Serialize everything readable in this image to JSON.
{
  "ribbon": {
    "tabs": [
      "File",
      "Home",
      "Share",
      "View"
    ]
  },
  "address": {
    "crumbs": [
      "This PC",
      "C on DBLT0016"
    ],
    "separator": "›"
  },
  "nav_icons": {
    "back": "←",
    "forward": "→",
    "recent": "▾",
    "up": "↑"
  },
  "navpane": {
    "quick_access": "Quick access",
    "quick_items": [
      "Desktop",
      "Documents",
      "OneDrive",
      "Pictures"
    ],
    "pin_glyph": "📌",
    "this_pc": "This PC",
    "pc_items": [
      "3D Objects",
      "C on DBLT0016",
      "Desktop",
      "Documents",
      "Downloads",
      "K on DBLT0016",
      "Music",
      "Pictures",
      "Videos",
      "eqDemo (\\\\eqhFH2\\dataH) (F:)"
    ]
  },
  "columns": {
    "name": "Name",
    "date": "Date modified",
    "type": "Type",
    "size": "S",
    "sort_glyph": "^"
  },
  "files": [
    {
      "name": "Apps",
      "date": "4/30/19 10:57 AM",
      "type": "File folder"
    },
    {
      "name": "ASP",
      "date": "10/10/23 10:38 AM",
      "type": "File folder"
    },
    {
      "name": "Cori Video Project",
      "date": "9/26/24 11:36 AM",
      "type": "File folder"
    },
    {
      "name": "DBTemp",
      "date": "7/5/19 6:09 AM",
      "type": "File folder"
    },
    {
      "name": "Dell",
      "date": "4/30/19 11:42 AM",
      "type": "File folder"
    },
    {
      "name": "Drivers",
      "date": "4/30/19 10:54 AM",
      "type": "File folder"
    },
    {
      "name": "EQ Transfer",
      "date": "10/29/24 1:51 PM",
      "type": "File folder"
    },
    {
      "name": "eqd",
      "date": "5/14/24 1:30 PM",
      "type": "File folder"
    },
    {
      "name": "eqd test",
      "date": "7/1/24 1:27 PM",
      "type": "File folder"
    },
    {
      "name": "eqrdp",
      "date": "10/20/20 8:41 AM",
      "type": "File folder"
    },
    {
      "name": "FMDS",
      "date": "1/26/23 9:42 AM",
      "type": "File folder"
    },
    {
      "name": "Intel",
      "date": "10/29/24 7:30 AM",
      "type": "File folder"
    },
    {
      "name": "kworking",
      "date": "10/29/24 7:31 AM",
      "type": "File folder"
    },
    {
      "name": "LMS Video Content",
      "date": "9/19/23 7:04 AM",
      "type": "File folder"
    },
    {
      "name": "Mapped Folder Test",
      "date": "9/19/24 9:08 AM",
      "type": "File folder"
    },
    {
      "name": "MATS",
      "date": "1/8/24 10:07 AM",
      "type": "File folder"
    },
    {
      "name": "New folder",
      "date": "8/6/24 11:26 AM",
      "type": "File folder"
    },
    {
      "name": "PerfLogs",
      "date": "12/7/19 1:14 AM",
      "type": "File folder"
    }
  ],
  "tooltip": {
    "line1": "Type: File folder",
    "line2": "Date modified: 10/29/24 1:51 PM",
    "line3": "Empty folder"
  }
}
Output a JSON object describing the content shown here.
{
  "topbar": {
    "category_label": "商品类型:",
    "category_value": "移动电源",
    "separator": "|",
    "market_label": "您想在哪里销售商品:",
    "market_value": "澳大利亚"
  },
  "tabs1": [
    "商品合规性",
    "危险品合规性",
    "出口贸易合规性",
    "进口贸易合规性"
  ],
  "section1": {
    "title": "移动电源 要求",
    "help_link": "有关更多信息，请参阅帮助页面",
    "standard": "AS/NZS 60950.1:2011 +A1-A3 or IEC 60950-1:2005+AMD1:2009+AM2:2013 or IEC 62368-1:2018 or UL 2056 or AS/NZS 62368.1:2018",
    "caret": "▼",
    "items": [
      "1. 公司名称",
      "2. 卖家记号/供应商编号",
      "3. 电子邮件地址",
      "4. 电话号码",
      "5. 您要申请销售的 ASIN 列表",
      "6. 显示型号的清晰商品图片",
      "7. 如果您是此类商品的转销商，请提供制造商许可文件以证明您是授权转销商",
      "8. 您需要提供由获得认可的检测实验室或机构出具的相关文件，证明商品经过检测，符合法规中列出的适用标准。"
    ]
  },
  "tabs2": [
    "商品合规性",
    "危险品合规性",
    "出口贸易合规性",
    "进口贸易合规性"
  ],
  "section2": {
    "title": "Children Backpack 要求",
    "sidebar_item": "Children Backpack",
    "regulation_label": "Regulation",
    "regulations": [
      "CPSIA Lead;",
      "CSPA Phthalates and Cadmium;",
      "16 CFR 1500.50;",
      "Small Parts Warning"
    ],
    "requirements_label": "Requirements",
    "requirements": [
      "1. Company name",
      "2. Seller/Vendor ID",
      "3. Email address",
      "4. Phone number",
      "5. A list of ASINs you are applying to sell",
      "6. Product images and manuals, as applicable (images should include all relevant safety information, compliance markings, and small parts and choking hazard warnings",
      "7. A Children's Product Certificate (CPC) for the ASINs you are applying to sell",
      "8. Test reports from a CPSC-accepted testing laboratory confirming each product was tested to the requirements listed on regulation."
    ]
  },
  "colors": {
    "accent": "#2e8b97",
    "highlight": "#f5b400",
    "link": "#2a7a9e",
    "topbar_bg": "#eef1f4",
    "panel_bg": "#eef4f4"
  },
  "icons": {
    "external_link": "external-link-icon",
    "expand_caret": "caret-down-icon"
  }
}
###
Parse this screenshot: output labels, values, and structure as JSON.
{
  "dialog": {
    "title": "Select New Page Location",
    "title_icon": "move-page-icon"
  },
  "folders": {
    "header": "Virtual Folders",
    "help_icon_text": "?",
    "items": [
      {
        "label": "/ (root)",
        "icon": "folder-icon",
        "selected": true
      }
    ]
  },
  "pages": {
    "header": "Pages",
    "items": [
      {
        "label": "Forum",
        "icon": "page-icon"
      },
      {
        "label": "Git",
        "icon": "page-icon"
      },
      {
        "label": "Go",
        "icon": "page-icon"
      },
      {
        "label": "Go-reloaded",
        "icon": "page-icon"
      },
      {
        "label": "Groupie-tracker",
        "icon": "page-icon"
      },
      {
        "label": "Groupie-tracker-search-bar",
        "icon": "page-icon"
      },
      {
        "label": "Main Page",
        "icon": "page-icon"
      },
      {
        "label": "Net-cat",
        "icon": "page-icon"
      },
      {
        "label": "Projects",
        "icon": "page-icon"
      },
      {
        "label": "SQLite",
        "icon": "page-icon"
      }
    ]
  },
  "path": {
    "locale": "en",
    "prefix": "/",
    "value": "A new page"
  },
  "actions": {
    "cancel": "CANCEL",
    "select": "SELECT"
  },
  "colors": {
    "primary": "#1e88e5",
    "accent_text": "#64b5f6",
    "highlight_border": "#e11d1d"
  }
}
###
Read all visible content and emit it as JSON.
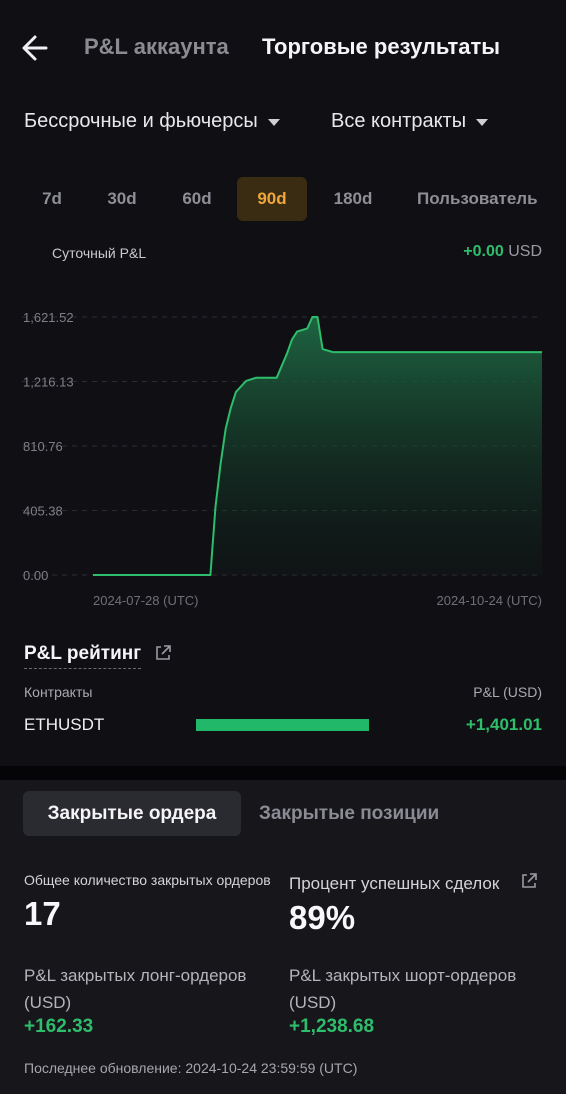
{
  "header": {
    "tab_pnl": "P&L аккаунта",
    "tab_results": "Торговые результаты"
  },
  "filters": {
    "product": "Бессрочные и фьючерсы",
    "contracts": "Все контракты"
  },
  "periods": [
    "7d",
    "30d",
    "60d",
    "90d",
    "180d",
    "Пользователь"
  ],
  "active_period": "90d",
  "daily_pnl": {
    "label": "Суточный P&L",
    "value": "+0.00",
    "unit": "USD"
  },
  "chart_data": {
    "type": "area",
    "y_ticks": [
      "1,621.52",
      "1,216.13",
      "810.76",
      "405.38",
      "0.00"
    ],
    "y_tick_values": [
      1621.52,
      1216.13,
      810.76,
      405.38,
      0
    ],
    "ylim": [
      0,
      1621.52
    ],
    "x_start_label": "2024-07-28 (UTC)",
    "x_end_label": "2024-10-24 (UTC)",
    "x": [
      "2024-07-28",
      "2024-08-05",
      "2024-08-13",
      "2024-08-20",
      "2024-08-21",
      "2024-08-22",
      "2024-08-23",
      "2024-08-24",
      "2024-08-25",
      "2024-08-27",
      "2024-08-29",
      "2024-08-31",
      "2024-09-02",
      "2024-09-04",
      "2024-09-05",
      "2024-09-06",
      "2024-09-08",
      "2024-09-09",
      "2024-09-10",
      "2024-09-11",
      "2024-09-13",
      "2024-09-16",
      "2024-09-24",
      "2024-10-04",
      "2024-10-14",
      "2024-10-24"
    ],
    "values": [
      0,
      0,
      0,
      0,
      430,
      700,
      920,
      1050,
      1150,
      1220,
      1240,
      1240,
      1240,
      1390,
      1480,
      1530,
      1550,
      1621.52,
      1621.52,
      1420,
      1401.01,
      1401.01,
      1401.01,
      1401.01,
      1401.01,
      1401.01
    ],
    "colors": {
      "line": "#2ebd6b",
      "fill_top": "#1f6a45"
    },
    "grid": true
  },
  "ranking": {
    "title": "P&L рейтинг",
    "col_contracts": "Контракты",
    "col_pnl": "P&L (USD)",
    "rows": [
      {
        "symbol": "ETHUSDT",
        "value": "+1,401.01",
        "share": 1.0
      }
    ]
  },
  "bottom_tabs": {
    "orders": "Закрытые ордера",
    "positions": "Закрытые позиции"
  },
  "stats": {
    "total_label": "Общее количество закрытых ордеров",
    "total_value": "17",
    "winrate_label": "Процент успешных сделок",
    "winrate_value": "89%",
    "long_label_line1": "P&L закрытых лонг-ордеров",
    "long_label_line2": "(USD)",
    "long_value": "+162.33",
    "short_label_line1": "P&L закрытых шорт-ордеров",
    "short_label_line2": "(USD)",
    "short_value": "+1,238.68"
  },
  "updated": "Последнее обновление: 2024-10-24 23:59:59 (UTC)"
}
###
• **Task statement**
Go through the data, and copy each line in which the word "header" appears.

• **Response to the task**
    "header": "Virtual Folders",
    "header": "Pages",
  "header": {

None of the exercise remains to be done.